*GIVEN ENTRIES*:
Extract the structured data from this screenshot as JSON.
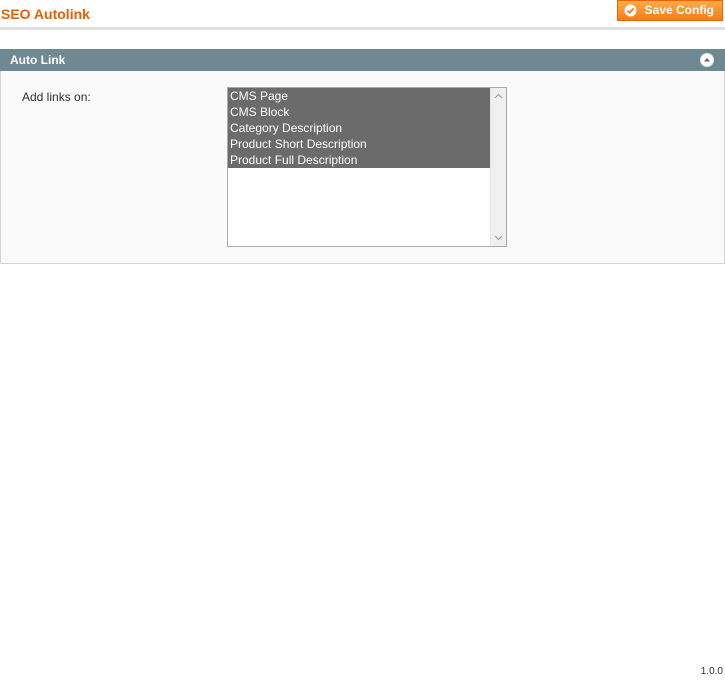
{
  "header": {
    "title": "SEO Autolink",
    "save_label": "Save Config"
  },
  "section": {
    "title": "Auto Link",
    "field_label": "Add links on:",
    "options": [
      {
        "label": "CMS Page",
        "selected": true
      },
      {
        "label": "CMS Block",
        "selected": true
      },
      {
        "label": "Category Description",
        "selected": true
      },
      {
        "label": "Product Short Description",
        "selected": true
      },
      {
        "label": "Product Full Description",
        "selected": true
      }
    ]
  },
  "footer": {
    "version": "1.0.0"
  },
  "colors": {
    "accent": "#eb5e00",
    "button": "#f77c16",
    "section_header": "#6f8992",
    "selected_option": "#6b6b6b"
  },
  "icons": {
    "save": "check-circle-icon",
    "collapse": "chevron-up-circle-icon"
  }
}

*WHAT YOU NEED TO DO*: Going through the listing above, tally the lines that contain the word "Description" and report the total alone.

*OUTPUT OF THE TASK*: 3